=== Given data ===

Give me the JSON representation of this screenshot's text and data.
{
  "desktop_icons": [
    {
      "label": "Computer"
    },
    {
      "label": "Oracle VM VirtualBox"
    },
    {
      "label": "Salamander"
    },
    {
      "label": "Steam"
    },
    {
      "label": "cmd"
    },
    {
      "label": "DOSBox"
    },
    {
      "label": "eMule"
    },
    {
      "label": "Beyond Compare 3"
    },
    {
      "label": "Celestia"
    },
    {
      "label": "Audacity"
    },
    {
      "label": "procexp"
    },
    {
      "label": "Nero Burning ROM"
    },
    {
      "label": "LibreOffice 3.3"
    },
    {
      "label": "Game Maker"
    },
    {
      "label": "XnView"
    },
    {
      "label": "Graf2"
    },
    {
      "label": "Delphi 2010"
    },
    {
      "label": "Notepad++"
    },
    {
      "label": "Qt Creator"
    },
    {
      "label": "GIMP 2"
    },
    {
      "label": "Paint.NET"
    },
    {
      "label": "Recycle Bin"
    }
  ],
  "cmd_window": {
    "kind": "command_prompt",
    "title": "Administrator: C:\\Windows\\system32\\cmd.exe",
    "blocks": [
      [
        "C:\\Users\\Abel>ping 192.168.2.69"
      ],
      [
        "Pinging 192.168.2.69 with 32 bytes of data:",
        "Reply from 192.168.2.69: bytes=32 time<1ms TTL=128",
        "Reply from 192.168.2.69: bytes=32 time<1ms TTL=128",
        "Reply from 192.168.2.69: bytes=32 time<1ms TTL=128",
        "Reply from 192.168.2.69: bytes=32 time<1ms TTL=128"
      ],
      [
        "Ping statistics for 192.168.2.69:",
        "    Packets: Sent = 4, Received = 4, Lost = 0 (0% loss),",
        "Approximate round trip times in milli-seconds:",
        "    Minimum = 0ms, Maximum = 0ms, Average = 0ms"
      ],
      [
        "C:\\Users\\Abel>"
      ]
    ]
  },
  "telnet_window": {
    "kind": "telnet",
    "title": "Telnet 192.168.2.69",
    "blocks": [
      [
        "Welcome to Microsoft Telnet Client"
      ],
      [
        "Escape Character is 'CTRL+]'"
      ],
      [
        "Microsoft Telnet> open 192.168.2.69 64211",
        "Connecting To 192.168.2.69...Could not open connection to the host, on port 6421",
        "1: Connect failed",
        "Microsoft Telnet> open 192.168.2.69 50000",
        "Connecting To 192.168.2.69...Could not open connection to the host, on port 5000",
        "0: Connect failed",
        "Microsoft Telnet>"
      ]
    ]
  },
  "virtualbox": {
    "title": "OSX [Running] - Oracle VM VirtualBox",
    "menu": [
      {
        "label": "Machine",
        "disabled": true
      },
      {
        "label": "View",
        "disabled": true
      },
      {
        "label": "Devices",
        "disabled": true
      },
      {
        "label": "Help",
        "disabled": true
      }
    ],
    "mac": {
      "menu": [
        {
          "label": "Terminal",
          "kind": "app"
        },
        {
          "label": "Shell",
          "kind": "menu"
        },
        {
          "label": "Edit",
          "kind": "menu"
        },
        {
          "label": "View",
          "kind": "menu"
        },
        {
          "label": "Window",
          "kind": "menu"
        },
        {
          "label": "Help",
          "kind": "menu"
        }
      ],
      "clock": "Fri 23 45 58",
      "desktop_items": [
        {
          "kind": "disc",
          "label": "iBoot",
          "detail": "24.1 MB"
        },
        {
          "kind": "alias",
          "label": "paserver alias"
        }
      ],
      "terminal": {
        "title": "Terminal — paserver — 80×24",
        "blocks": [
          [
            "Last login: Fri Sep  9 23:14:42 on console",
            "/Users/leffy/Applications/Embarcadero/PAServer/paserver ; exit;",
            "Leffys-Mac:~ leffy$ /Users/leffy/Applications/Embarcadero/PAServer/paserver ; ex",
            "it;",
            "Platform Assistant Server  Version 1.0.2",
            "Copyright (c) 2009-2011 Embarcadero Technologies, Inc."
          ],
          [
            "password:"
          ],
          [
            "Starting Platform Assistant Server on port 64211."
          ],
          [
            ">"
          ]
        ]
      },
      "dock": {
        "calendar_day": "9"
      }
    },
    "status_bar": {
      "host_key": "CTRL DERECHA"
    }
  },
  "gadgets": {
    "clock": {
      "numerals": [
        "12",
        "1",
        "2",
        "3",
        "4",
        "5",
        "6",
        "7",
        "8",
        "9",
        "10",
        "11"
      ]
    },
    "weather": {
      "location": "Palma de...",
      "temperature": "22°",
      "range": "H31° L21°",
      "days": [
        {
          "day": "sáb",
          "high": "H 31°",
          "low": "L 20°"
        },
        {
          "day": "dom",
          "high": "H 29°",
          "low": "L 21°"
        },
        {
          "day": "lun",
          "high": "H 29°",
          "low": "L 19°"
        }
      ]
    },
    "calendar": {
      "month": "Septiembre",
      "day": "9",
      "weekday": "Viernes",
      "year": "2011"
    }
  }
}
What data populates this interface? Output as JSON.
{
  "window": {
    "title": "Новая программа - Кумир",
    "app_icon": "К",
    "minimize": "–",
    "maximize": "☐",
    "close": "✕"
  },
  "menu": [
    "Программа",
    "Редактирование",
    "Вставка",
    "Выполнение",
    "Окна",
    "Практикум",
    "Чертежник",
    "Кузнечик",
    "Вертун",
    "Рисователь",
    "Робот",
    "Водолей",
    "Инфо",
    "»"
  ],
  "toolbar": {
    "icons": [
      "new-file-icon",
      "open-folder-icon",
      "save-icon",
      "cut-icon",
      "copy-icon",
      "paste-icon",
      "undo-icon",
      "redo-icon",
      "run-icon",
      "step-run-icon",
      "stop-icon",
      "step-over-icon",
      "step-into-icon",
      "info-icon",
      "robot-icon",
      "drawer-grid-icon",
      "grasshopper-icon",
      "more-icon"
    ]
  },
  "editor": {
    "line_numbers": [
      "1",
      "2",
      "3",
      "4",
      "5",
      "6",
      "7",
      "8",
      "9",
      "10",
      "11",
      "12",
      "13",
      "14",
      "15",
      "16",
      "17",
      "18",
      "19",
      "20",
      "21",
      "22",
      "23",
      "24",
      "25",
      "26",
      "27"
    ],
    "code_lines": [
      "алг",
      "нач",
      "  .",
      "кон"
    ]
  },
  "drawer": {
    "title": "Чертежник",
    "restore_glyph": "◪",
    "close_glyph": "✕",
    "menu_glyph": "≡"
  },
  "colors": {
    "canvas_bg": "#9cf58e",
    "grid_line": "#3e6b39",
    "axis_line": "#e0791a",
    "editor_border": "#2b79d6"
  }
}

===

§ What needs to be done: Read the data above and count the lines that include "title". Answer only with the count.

§ Answer box: 6